‘Unless you’ve lived with seagulls on your roof, you just don’t know’ – that’s from a Blyth resident who is calling on the county council to tackle the nuisance.
Sheila Weir raised the issue at last Wednesday’s meeting of the Ashington and Blyth Local Area Council, adding: “The screeching down the chimney is terrible.”
Mrs Weir and her husband presented a petition signed by people living in the likes of Briarwood Road, Woodbine Terrace, Bader Court, Bader House, Woodside, Brinkburn Avenue and Nixon Terrace, asking that the council ‘takes steps to alleviate them from our roof’.
Phil Soderquest, the county council’s head of public protection, said: “I can’t argue with the nuisance they cause, but the problem is finding a long-term solution.”
He told the meeting that culling or nest removal are often short-term fixes as they don’t prevent the birds from returning.

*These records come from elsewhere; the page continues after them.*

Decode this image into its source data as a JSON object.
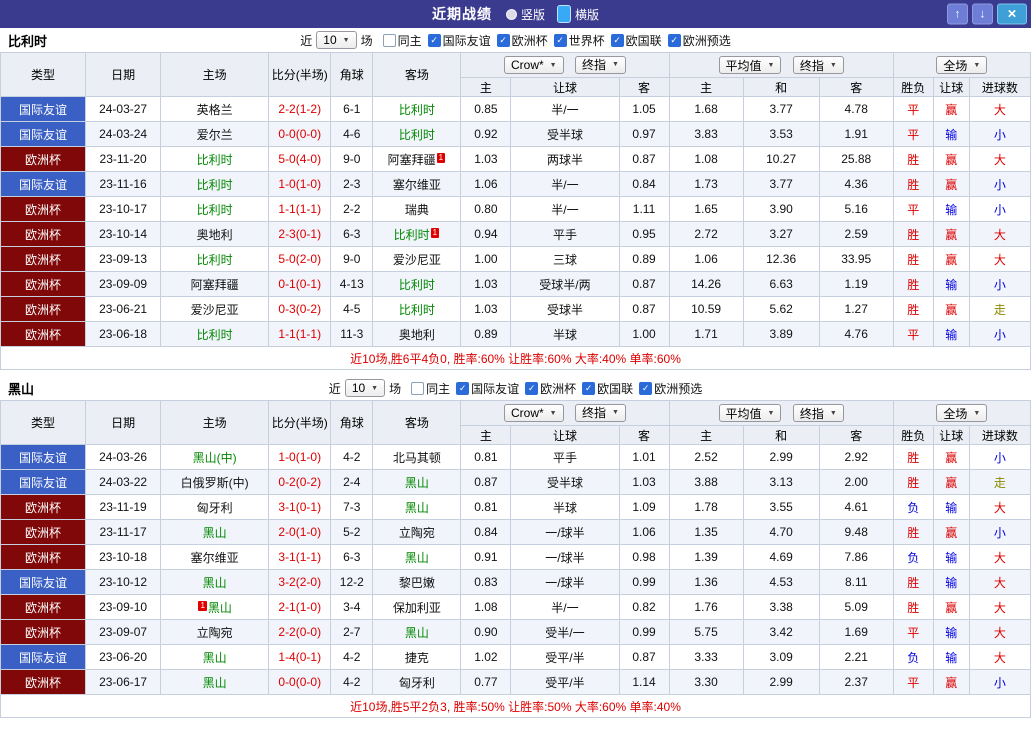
{
  "title_bar": {
    "title": "近期战绩",
    "radios": [
      {
        "label": "竖版",
        "selected": false
      },
      {
        "label": "横版",
        "selected": true
      }
    ]
  },
  "icons": {
    "dropdown_caret": "▼",
    "up_arrow": "↑",
    "down_arrow": "↓",
    "close": "×",
    "checkmark": "✓"
  },
  "filter_labels": {
    "near": "近",
    "games": "场"
  },
  "columns": {
    "type": "类型",
    "date": "日期",
    "home": "主场",
    "score": "比分(半场)",
    "corners": "角球",
    "away": "客场",
    "odds_group": {
      "select1": "Crow*",
      "select2": "终指",
      "subs": [
        "主",
        "让球",
        "客"
      ]
    },
    "avg_group": {
      "select1": "平均值",
      "select2": "终指",
      "subs": [
        "主",
        "和",
        "客"
      ]
    },
    "full_group": {
      "select1": "全场",
      "subs": [
        "胜负",
        "让球",
        "进球数"
      ]
    }
  },
  "colors": {
    "titlebar_bg": "#3a3a8f",
    "button_blue": "#6e7ed6",
    "close_blue": "#3fa0d8",
    "check_blue": "#2b6bd9",
    "friendly_blue": "#3a5fc5",
    "euro_maroon": "#800808",
    "win_red": "#dd0000",
    "lose_blue": "#0000dd",
    "push_olive": "#8a8a00",
    "team_green": "#008800"
  },
  "sections": [
    {
      "team": "比利时",
      "filters": {
        "count": "10",
        "checkboxes": [
          {
            "label": "同主",
            "checked": false
          },
          {
            "label": "国际友谊",
            "checked": true
          },
          {
            "label": "欧洲杯",
            "checked": true
          },
          {
            "label": "世界杯",
            "checked": true
          },
          {
            "label": "欧国联",
            "checked": true
          },
          {
            "label": "欧洲预选",
            "checked": true
          }
        ]
      },
      "rows": [
        {
          "comp": "国际友谊",
          "comp_type": "friendly",
          "date": "24-03-27",
          "home": {
            "text": "英格兰"
          },
          "score": "2-2(1-2)",
          "corners": "6-1",
          "away": {
            "text": "比利时",
            "highlight": true
          },
          "odds": [
            "0.85",
            "半/一",
            "1.05"
          ],
          "avg": [
            "1.68",
            "3.77",
            "4.78"
          ],
          "results": [
            {
              "text": "平",
              "color": "red"
            },
            {
              "text": "赢",
              "color": "red"
            },
            {
              "text": "大",
              "color": "red"
            }
          ]
        },
        {
          "comp": "国际友谊",
          "comp_type": "friendly",
          "date": "24-03-24",
          "home": {
            "text": "爱尔兰"
          },
          "score": "0-0(0-0)",
          "corners": "4-6",
          "away": {
            "text": "比利时",
            "highlight": true
          },
          "odds": [
            "0.92",
            "受半球",
            "0.97"
          ],
          "avg": [
            "3.83",
            "3.53",
            "1.91"
          ],
          "results": [
            {
              "text": "平",
              "color": "red"
            },
            {
              "text": "输",
              "color": "blue"
            },
            {
              "text": "小",
              "color": "blue"
            }
          ]
        },
        {
          "comp": "欧洲杯",
          "comp_type": "euro",
          "date": "23-11-20",
          "home": {
            "text": "比利时",
            "highlight": true
          },
          "score": "5-0(4-0)",
          "corners": "9-0",
          "away": {
            "text": "阿塞拜疆",
            "card_after": "1"
          },
          "odds": [
            "1.03",
            "两球半",
            "0.87"
          ],
          "avg": [
            "1.08",
            "10.27",
            "25.88"
          ],
          "results": [
            {
              "text": "胜",
              "color": "red"
            },
            {
              "text": "赢",
              "color": "red"
            },
            {
              "text": "大",
              "color": "red"
            }
          ]
        },
        {
          "comp": "国际友谊",
          "comp_type": "friendly",
          "date": "23-11-16",
          "home": {
            "text": "比利时",
            "highlight": true
          },
          "score": "1-0(1-0)",
          "corners": "2-3",
          "away": {
            "text": "塞尔维亚"
          },
          "odds": [
            "1.06",
            "半/一",
            "0.84"
          ],
          "avg": [
            "1.73",
            "3.77",
            "4.36"
          ],
          "results": [
            {
              "text": "胜",
              "color": "red"
            },
            {
              "text": "赢",
              "color": "red"
            },
            {
              "text": "小",
              "color": "blue"
            }
          ]
        },
        {
          "comp": "欧洲杯",
          "comp_type": "euro",
          "date": "23-10-17",
          "home": {
            "text": "比利时",
            "highlight": true
          },
          "score": "1-1(1-1)",
          "corners": "2-2",
          "away": {
            "text": "瑞典"
          },
          "odds": [
            "0.80",
            "半/一",
            "1.11"
          ],
          "avg": [
            "1.65",
            "3.90",
            "5.16"
          ],
          "results": [
            {
              "text": "平",
              "color": "red"
            },
            {
              "text": "输",
              "color": "blue"
            },
            {
              "text": "小",
              "color": "blue"
            }
          ]
        },
        {
          "comp": "欧洲杯",
          "comp_type": "euro",
          "date": "23-10-14",
          "home": {
            "text": "奥地利"
          },
          "score": "2-3(0-1)",
          "corners": "6-3",
          "away": {
            "text": "比利时",
            "highlight": true,
            "card_after": "1"
          },
          "odds": [
            "0.94",
            "平手",
            "0.95"
          ],
          "avg": [
            "2.72",
            "3.27",
            "2.59"
          ],
          "results": [
            {
              "text": "胜",
              "color": "red"
            },
            {
              "text": "赢",
              "color": "red"
            },
            {
              "text": "大",
              "color": "red"
            }
          ]
        },
        {
          "comp": "欧洲杯",
          "comp_type": "euro",
          "date": "23-09-13",
          "home": {
            "text": "比利时",
            "highlight": true
          },
          "score": "5-0(2-0)",
          "corners": "9-0",
          "away": {
            "text": "爱沙尼亚"
          },
          "odds": [
            "1.00",
            "三球",
            "0.89"
          ],
          "avg": [
            "1.06",
            "12.36",
            "33.95"
          ],
          "results": [
            {
              "text": "胜",
              "color": "red"
            },
            {
              "text": "赢",
              "color": "red"
            },
            {
              "text": "大",
              "color": "red"
            }
          ]
        },
        {
          "comp": "欧洲杯",
          "comp_type": "euro",
          "date": "23-09-09",
          "home": {
            "text": "阿塞拜疆"
          },
          "score": "0-1(0-1)",
          "corners": "4-13",
          "away": {
            "text": "比利时",
            "highlight": true
          },
          "odds": [
            "1.03",
            "受球半/两",
            "0.87"
          ],
          "avg": [
            "14.26",
            "6.63",
            "1.19"
          ],
          "results": [
            {
              "text": "胜",
              "color": "red"
            },
            {
              "text": "输",
              "color": "blue"
            },
            {
              "text": "小",
              "color": "blue"
            }
          ]
        },
        {
          "comp": "欧洲杯",
          "comp_type": "euro",
          "date": "23-06-21",
          "home": {
            "text": "爱沙尼亚"
          },
          "score": "0-3(0-2)",
          "corners": "4-5",
          "away": {
            "text": "比利时",
            "highlight": true
          },
          "odds": [
            "1.03",
            "受球半",
            "0.87"
          ],
          "avg": [
            "10.59",
            "5.62",
            "1.27"
          ],
          "results": [
            {
              "text": "胜",
              "color": "red"
            },
            {
              "text": "赢",
              "color": "red"
            },
            {
              "text": "走",
              "color": "walk"
            }
          ]
        },
        {
          "comp": "欧洲杯",
          "comp_type": "euro",
          "date": "23-06-18",
          "home": {
            "text": "比利时",
            "highlight": true
          },
          "score": "1-1(1-1)",
          "corners": "11-3",
          "away": {
            "text": "奥地利"
          },
          "odds": [
            "0.89",
            "半球",
            "1.00"
          ],
          "avg": [
            "1.71",
            "3.89",
            "4.76"
          ],
          "results": [
            {
              "text": "平",
              "color": "red"
            },
            {
              "text": "输",
              "color": "blue"
            },
            {
              "text": "小",
              "color": "blue"
            }
          ]
        }
      ],
      "summary": "近10场,胜6平4负0, 胜率:60% 让胜率:60% 大率:40% 单率:60%"
    },
    {
      "team": "黑山",
      "filters": {
        "count": "10",
        "checkboxes": [
          {
            "label": "同主",
            "checked": false
          },
          {
            "label": "国际友谊",
            "checked": true
          },
          {
            "label": "欧洲杯",
            "checked": true
          },
          {
            "label": "欧国联",
            "checked": true
          },
          {
            "label": "欧洲预选",
            "checked": true
          }
        ]
      },
      "rows": [
        {
          "comp": "国际友谊",
          "comp_type": "friendly",
          "date": "24-03-26",
          "home": {
            "text": "黑山(中)",
            "highlight": true
          },
          "score": "1-0(1-0)",
          "corners": "4-2",
          "away": {
            "text": "北马其顿"
          },
          "odds": [
            "0.81",
            "平手",
            "1.01"
          ],
          "avg": [
            "2.52",
            "2.99",
            "2.92"
          ],
          "results": [
            {
              "text": "胜",
              "color": "red"
            },
            {
              "text": "赢",
              "color": "red"
            },
            {
              "text": "小",
              "color": "blue"
            }
          ]
        },
        {
          "comp": "国际友谊",
          "comp_type": "friendly",
          "date": "24-03-22",
          "home": {
            "text": "白俄罗斯(中)"
          },
          "score": "0-2(0-2)",
          "corners": "2-4",
          "away": {
            "text": "黑山",
            "highlight": true
          },
          "odds": [
            "0.87",
            "受半球",
            "1.03"
          ],
          "avg": [
            "3.88",
            "3.13",
            "2.00"
          ],
          "results": [
            {
              "text": "胜",
              "color": "red"
            },
            {
              "text": "赢",
              "color": "red"
            },
            {
              "text": "走",
              "color": "walk"
            }
          ]
        },
        {
          "comp": "欧洲杯",
          "comp_type": "euro",
          "date": "23-11-19",
          "home": {
            "text": "匈牙利"
          },
          "score": "3-1(0-1)",
          "corners": "7-3",
          "away": {
            "text": "黑山",
            "highlight": true
          },
          "odds": [
            "0.81",
            "半球",
            "1.09"
          ],
          "avg": [
            "1.78",
            "3.55",
            "4.61"
          ],
          "results": [
            {
              "text": "负",
              "color": "blue"
            },
            {
              "text": "输",
              "color": "blue"
            },
            {
              "text": "大",
              "color": "red"
            }
          ]
        },
        {
          "comp": "欧洲杯",
          "comp_type": "euro",
          "date": "23-11-17",
          "home": {
            "text": "黑山",
            "highlight": true
          },
          "score": "2-0(1-0)",
          "corners": "5-2",
          "away": {
            "text": "立陶宛"
          },
          "odds": [
            "0.84",
            "一/球半",
            "1.06"
          ],
          "avg": [
            "1.35",
            "4.70",
            "9.48"
          ],
          "results": [
            {
              "text": "胜",
              "color": "red"
            },
            {
              "text": "赢",
              "color": "red"
            },
            {
              "text": "小",
              "color": "blue"
            }
          ]
        },
        {
          "comp": "欧洲杯",
          "comp_type": "euro",
          "date": "23-10-18",
          "home": {
            "text": "塞尔维亚"
          },
          "score": "3-1(1-1)",
          "corners": "6-3",
          "away": {
            "text": "黑山",
            "highlight": true
          },
          "odds": [
            "0.91",
            "一/球半",
            "0.98"
          ],
          "avg": [
            "1.39",
            "4.69",
            "7.86"
          ],
          "results": [
            {
              "text": "负",
              "color": "blue"
            },
            {
              "text": "输",
              "color": "blue"
            },
            {
              "text": "大",
              "color": "red"
            }
          ]
        },
        {
          "comp": "国际友谊",
          "comp_type": "friendly",
          "date": "23-10-12",
          "home": {
            "text": "黑山",
            "highlight": true
          },
          "score": "3-2(2-0)",
          "corners": "12-2",
          "away": {
            "text": "黎巴嫩"
          },
          "odds": [
            "0.83",
            "一/球半",
            "0.99"
          ],
          "avg": [
            "1.36",
            "4.53",
            "8.11"
          ],
          "results": [
            {
              "text": "胜",
              "color": "red"
            },
            {
              "text": "输",
              "color": "blue"
            },
            {
              "text": "大",
              "color": "red"
            }
          ]
        },
        {
          "comp": "欧洲杯",
          "comp_type": "euro",
          "date": "23-09-10",
          "home": {
            "text": "黑山",
            "highlight": true,
            "card_before": "1"
          },
          "score": "2-1(1-0)",
          "corners": "3-4",
          "away": {
            "text": "保加利亚"
          },
          "odds": [
            "1.08",
            "半/一",
            "0.82"
          ],
          "avg": [
            "1.76",
            "3.38",
            "5.09"
          ],
          "results": [
            {
              "text": "胜",
              "color": "red"
            },
            {
              "text": "赢",
              "color": "red"
            },
            {
              "text": "大",
              "color": "red"
            }
          ]
        },
        {
          "comp": "欧洲杯",
          "comp_type": "euro",
          "date": "23-09-07",
          "home": {
            "text": "立陶宛"
          },
          "score": "2-2(0-0)",
          "corners": "2-7",
          "away": {
            "text": "黑山",
            "highlight": true
          },
          "odds": [
            "0.90",
            "受半/一",
            "0.99"
          ],
          "avg": [
            "5.75",
            "3.42",
            "1.69"
          ],
          "results": [
            {
              "text": "平",
              "color": "red"
            },
            {
              "text": "输",
              "color": "blue"
            },
            {
              "text": "大",
              "color": "red"
            }
          ]
        },
        {
          "comp": "国际友谊",
          "comp_type": "friendly",
          "date": "23-06-20",
          "home": {
            "text": "黑山",
            "highlight": true
          },
          "score": "1-4(0-1)",
          "corners": "4-2",
          "away": {
            "text": "捷克"
          },
          "odds": [
            "1.02",
            "受平/半",
            "0.87"
          ],
          "avg": [
            "3.33",
            "3.09",
            "2.21"
          ],
          "results": [
            {
              "text": "负",
              "color": "blue"
            },
            {
              "text": "输",
              "color": "blue"
            },
            {
              "text": "大",
              "color": "red"
            }
          ]
        },
        {
          "comp": "欧洲杯",
          "comp_type": "euro",
          "date": "23-06-17",
          "home": {
            "text": "黑山",
            "highlight": true
          },
          "score": "0-0(0-0)",
          "corners": "4-2",
          "away": {
            "text": "匈牙利"
          },
          "odds": [
            "0.77",
            "受平/半",
            "1.14"
          ],
          "avg": [
            "3.30",
            "2.99",
            "2.37"
          ],
          "results": [
            {
              "text": "平",
              "color": "red"
            },
            {
              "text": "赢",
              "color": "red"
            },
            {
              "text": "小",
              "color": "blue"
            }
          ]
        }
      ],
      "summary": "近10场,胜5平2负3, 胜率:50% 让胜率:50% 大率:60% 单率:40%"
    }
  ]
}
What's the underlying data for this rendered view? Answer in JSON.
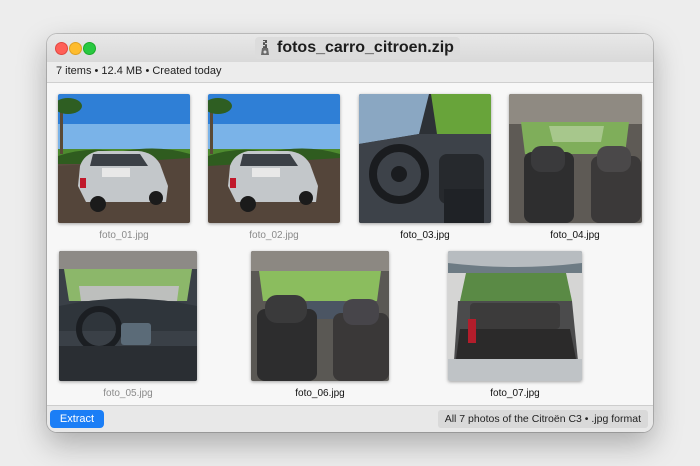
{
  "window": {
    "title": "fotos_carro_citroen.zip",
    "icon": "zip-archive-icon"
  },
  "toolbar": {
    "summary": "7 items • 12.4 MB • Created today"
  },
  "files": [
    {
      "name": "foto_01.jpg",
      "scene": "exterior-rear-left"
    },
    {
      "name": "foto_02.jpg",
      "scene": "exterior-rear-left"
    },
    {
      "name": "foto_03.jpg",
      "scene": "interior-driver-door"
    },
    {
      "name": "foto_04.jpg",
      "scene": "interior-rear-seats"
    },
    {
      "name": "foto_05.jpg",
      "scene": "dashboard"
    },
    {
      "name": "foto_06.jpg",
      "scene": "interior-front-seats"
    },
    {
      "name": "foto_07.jpg",
      "scene": "trunk-open"
    }
  ],
  "bottom": {
    "extract_label": "Extract",
    "info": "All 7 photos of the Citroën C3 • .jpg format"
  },
  "colors": {
    "accent": "#1b7ef6",
    "close": "#ff5f57",
    "minimize": "#febc2e",
    "zoom": "#28c840"
  }
}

This is over and above the potential negative publicity and the practical issues given that seagulls are protected by the Wildlife and Countryside Act, meaning a licence to kill them would only be granted in exceptional circumstances.
“Food is the issue,” Mr Soderquest said. “We would advocate an approach of responsibility about food waste and what people do with it.”
He added that these issues are not exclusive to Blyth and that he would continue to liaise with Mr and Mrs Weir as well as talk to coastal town and parish councils to try to develop a solution, involving the likes of better bins plus signage and publicity about disposing of food waste properly.
Coun Eileen Cartie said she was concerned that the gulls could be quite vicious and may end up attacking children.
Coun Grant Davey agreed with Mr Soderquest that ‘it’s about cutting off the food source’ and highlighted the success of introducing special bins in both Newbiggin and Amble.
“We have to do something, but it’s all over the county,” added Coun Tom Wilson. “Some of the gulls have never seen the sea, they live off the landfill.
Ben O'Connell, Local Democracy Reporting Service